- **Dataset rows for apps and sites**:

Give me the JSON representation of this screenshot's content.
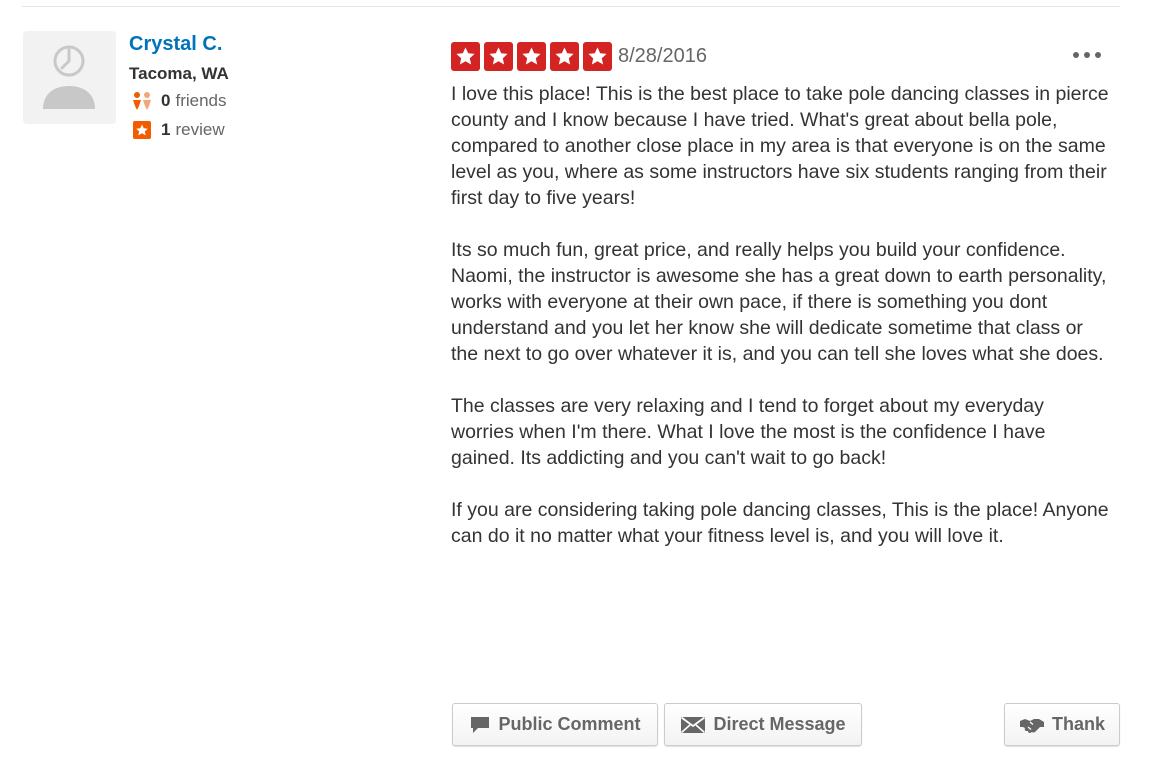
{
  "reviewer": {
    "name": "Crystal C.",
    "location": "Tacoma, WA",
    "friends_count": "0",
    "friends_label": "friends",
    "reviews_count": "1",
    "reviews_label": "review",
    "avatar_icon": "default-user-avatar-icon",
    "friends_icon": "friends-icon",
    "review_icon": "review-star-icon"
  },
  "review": {
    "rating": 5,
    "max_rating": 5,
    "date": "8/28/2016",
    "more_icon": "more-options-icon",
    "paragraphs": [
      "I love this place! This is the best place to take pole dancing classes in pierce county and I know because I have tried. What's great about bella pole, compared to another close place in my area is that everyone is on the same level as you, where as some instructors have six students ranging from their first day to five years!",
      "Its so much fun, great price, and really helps you build your confidence. Naomi, the instructor is awesome she has a great down to earth personality, works with everyone at their own pace, if there is something you dont understand and you let her know she will dedicate sometime that class or the next to go over whatever it is, and you can tell she loves what she does.",
      "The classes are very relaxing and I tend to forget about my everyday worries when I'm there. What I love the most is the confidence I have gained. Its addicting and you can't wait to go back!",
      "If you are considering taking pole dancing classes, This is the place! Anyone can do it no matter what your fitness level is, and you will love it."
    ]
  },
  "actions": {
    "public_comment": "Public Comment",
    "direct_message": "Direct Message",
    "thank": "Thank"
  },
  "colors": {
    "star_red": "#d32323",
    "link_blue": "#0073bb",
    "friends_orange": "#f15c00",
    "review_badge_orange": "#f15c00"
  }
}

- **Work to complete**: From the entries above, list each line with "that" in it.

- **Problem solution**:
      "I love this place! This is the best place to take pole dancing classes in pierce county and I know because I have tried. What's great about bella pole, compared to another close place in my area is that everyone is on the same level as you, where as some instructors have six students ranging from their first day to five years!",
      "Its so much fun, great price, and really helps you build your confidence. Naomi, the instructor is awesome she has a great down to earth personality, works with everyone at their own pace, if there is something you dont understand and you let her know she will dedicate sometime that class or the next to go over whatever it is, and you can tell she loves what she does.",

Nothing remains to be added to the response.